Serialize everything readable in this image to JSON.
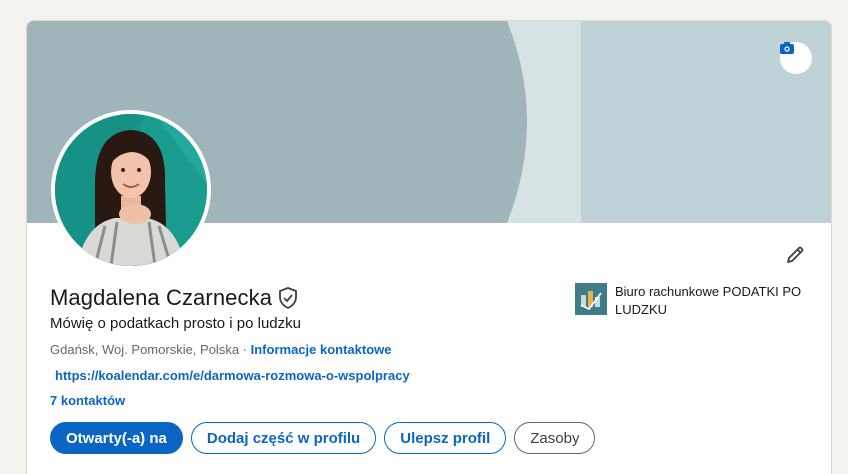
{
  "profile": {
    "name": "Magdalena Czarnecka",
    "headline": "Mówię o podatkach prosto i po ludzku",
    "location": "Gdańsk, Woj. Pomorskie, Polska",
    "separator": " · ",
    "contact_info_label": "Informacje kontaktowe",
    "website": "https://koalendar.com/e/darmowa-rozmowa-o-wspolpracy",
    "connections": "7 kontaktów"
  },
  "company": {
    "name": "Biuro rachunkowe PODATKI PO LUDZKU"
  },
  "actions": {
    "open_to": "Otwarty(-a) na",
    "add_section": "Dodaj część w profilu",
    "enhance_profile": "Ulepsz profil",
    "resources": "Zasoby"
  },
  "icons": {
    "cover_camera": "camera-icon",
    "edit": "pencil-icon",
    "verified": "shield-check-icon"
  },
  "colors": {
    "accent": "#0a66c2",
    "cover_left": "#a0b5b9",
    "cover_mid": "#d7e2e4",
    "cover_right": "#bfd2d7",
    "avatar_bg": "#1a9c8f"
  }
}
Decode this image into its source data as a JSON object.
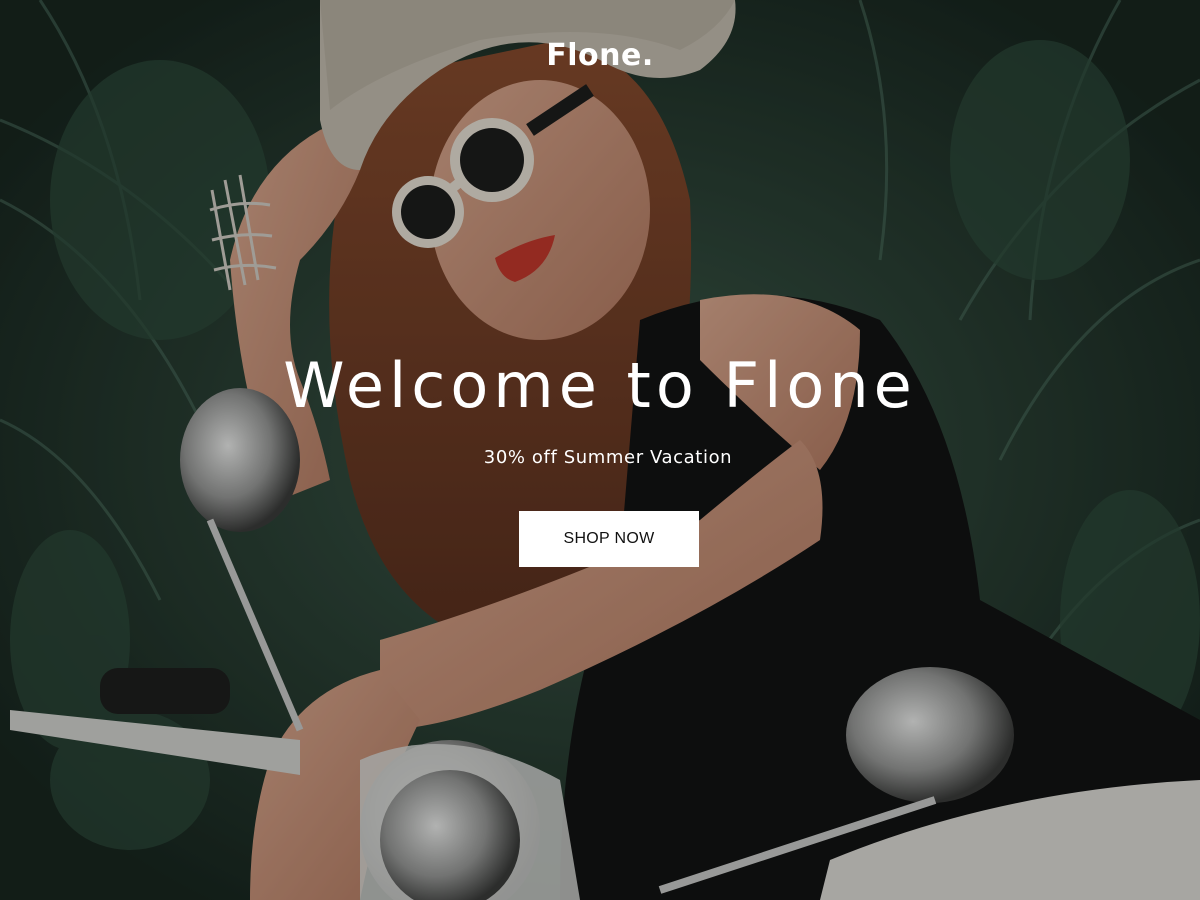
{
  "brand": {
    "logo_text": "Flone."
  },
  "hero": {
    "title": "Welcome to Flone",
    "subtitle": "30% off Summer Vacation",
    "cta_label": "SHOP NOW",
    "background_image": "woman-on-scooter-photo"
  },
  "colors": {
    "text": "#ffffff",
    "button_bg": "#ffffff",
    "button_text": "#111111",
    "foliage": "#22362c"
  }
}
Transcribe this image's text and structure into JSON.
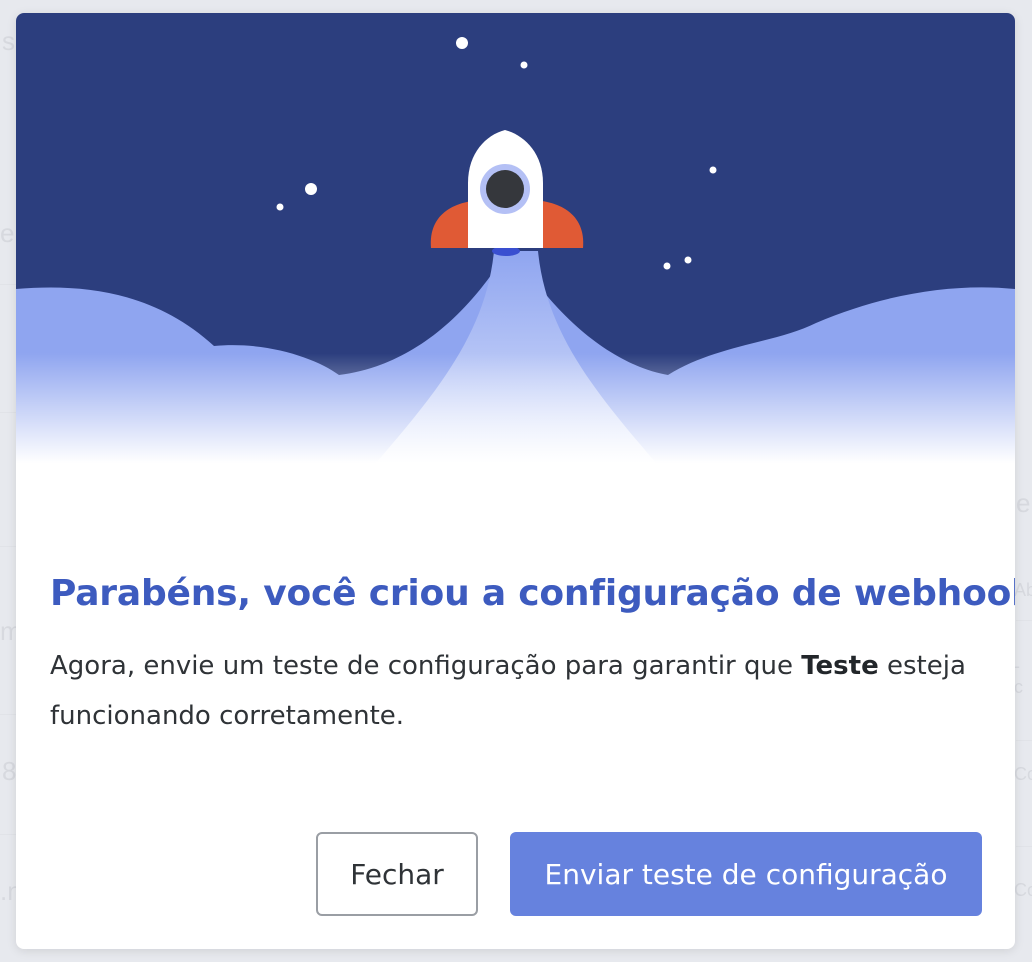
{
  "dialog": {
    "title": "Parabéns, você criou a configuração de webhook!",
    "description_before": "Agora, envie um teste de configuração para garantir que ",
    "description_bold": "Teste",
    "description_after": " esteja funcionando corretamente.",
    "close_label": "Fechar",
    "send_label": "Enviar teste de configuração"
  },
  "background_text": {
    "frag_1": "s",
    "frag_2": "e",
    "frag_3": "m",
    "frag_4": "8",
    "frag_5": ".n",
    "frag_6": "e",
    "frag_7": "Ab",
    "frag_8": "- c",
    "frag_9": "Co",
    "frag_10": "Co"
  },
  "colors": {
    "title": "#3d5bbf",
    "primary_button": "#6682de",
    "sky": "#2c3e7e",
    "clouds": "#8fa5f0",
    "rocket_fins": "#e05a35"
  },
  "icons": {
    "hero": "rocket-launch-illustration"
  }
}
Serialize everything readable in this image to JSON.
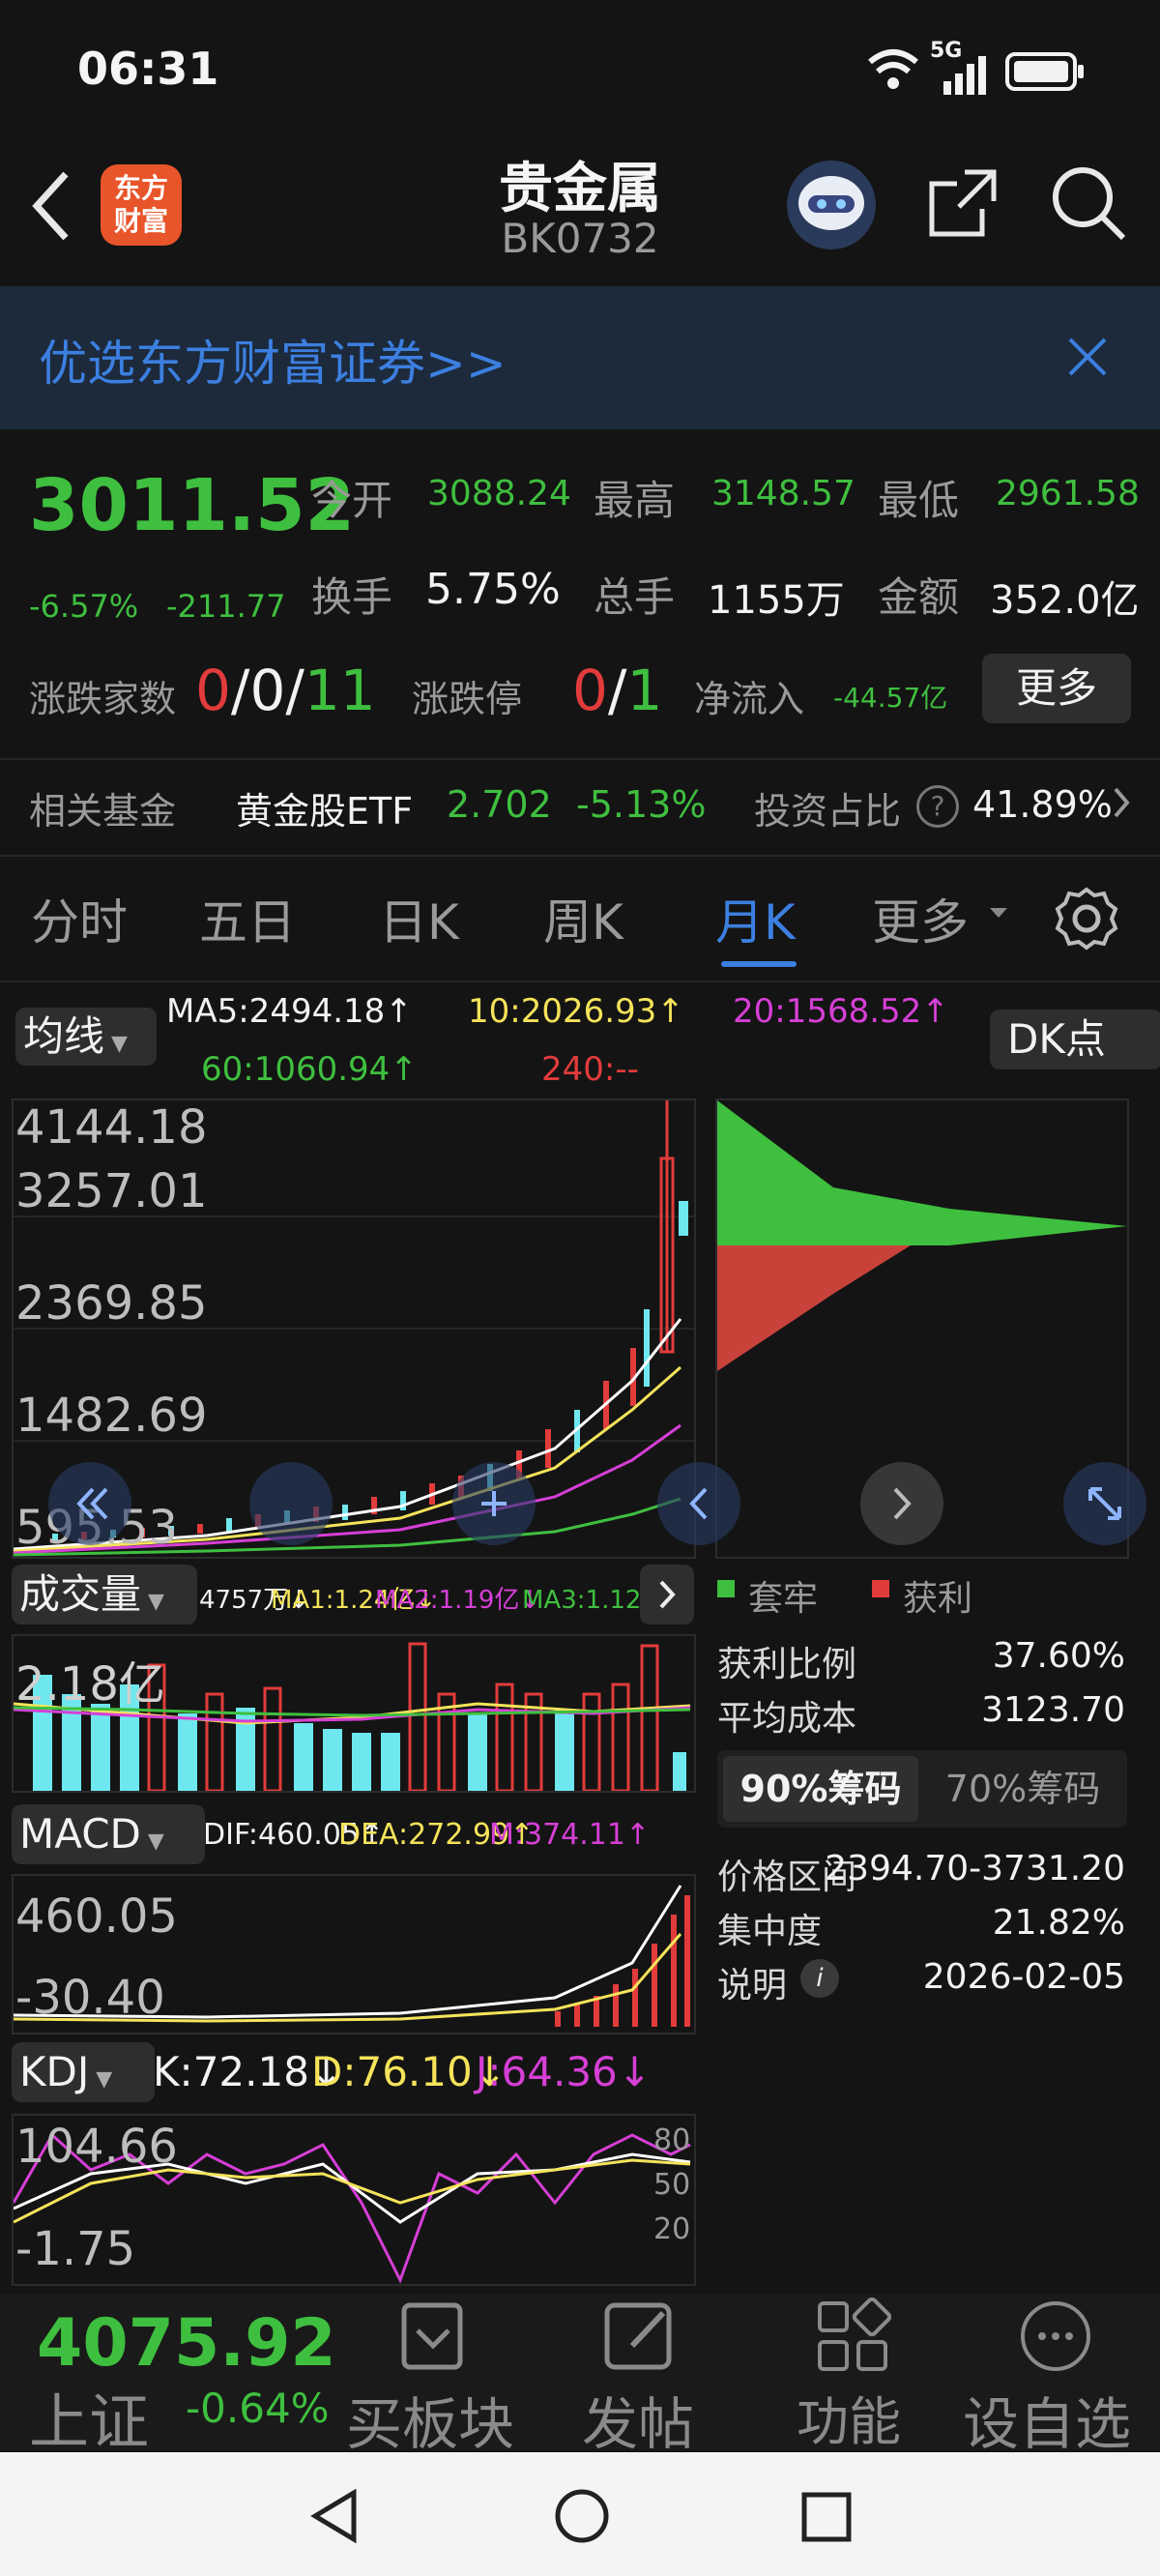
{
  "status_bar": {
    "time": "06:31",
    "network": "5G"
  },
  "header": {
    "title": "贵金属",
    "code": "BK0732",
    "logo_text_1": "东方",
    "logo_text_2": "财富"
  },
  "banner": {
    "text": "优选东方财富证券>>"
  },
  "quote": {
    "price": "3011.52",
    "change_pct": "-6.57%",
    "change": "-211.77",
    "open_label": "今开",
    "open": "3088.24",
    "high_label": "最高",
    "high": "3148.57",
    "low_label": "最低",
    "low": "2961.58",
    "turnover_label": "换手",
    "turnover": "5.75%",
    "volume_label": "总手",
    "volume": "1155万",
    "amount_label": "金额",
    "amount": "352.0亿",
    "updown_count_label": "涨跌家数",
    "up": "0",
    "flat": "0",
    "down": "11",
    "limit_label": "涨跌停",
    "limit_up": "0",
    "limit_down": "1",
    "netflow_label": "净流入",
    "netflow": "-44.57亿",
    "more_button": "更多"
  },
  "fund": {
    "label": "相关基金",
    "name": "黄金股ETF",
    "price": "2.702",
    "change": "-5.13%",
    "ratio_label": "投资占比",
    "ratio": "41.89%"
  },
  "tabs": [
    "分时",
    "五日",
    "日K",
    "周K",
    "月K",
    "更多"
  ],
  "ma": {
    "selector": "均线",
    "ma5": "MA5:2494.18↑",
    "ma10": "10:2026.93↑",
    "ma20": "20:1568.52↑",
    "ma60": "60:1060.94↑",
    "ma240": "240:--",
    "dk_button": "DK点"
  },
  "price_axis": [
    "4144.18",
    "3257.01",
    "2369.85",
    "1482.69",
    "595.53"
  ],
  "volume": {
    "selector": "成交量",
    "vol": "4757万↓",
    "ma1": "MA1:1.24亿↓",
    "ma2": "MA2:1.19亿↓",
    "ma3": "MA3:1.12亿↓",
    "axis": "2.18亿"
  },
  "macd": {
    "selector": "MACD",
    "dif": "DIF:460.05↑",
    "dea": "DEA:272.99↑",
    "m": "M:374.11↑",
    "axis_top": "460.05",
    "axis_bottom": "-30.40"
  },
  "kdj": {
    "selector": "KDJ",
    "k": "K:72.18↓",
    "d": "D:76.10↓",
    "j": "J:64.36↓",
    "axis_top": "104.66",
    "axis_bottom": "-1.75",
    "levels": [
      "80",
      "50",
      "20"
    ]
  },
  "chips": {
    "legend_trapped": "套牢",
    "legend_profit": "获利",
    "profit_ratio_label": "获利比例",
    "profit_ratio": "37.60%",
    "avg_cost_label": "平均成本",
    "avg_cost": "3123.70",
    "tab_90": "90%筹码",
    "tab_70": "70%筹码",
    "range_label": "价格区间",
    "range": "2394.70-3731.20",
    "concentration_label": "集中度",
    "concentration": "21.82%",
    "note_label": "说明",
    "date": "2026-02-05"
  },
  "bottom_bar": {
    "index_value": "4075.92",
    "index_name": "上证",
    "index_change": "-0.64%",
    "items": [
      "买板块",
      "发帖",
      "功能",
      "设自选"
    ]
  },
  "colors": {
    "up": "#e23b3b",
    "down": "#3fbf3f",
    "accent": "#3c7fe0",
    "ma5": "#ffffff",
    "ma10": "#f5e35a",
    "ma20": "#d63fd6",
    "ma60": "#3fbf3f",
    "volume_bar": "#6ee7ee"
  }
}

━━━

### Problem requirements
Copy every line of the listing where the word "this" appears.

### Output of the exercise
Serialize everything readable in this image to JSON.
Decode this image into its source data as a JSON object.
Transcribe this image's text and structure into JSON.
Serialize everything readable in this image to JSON.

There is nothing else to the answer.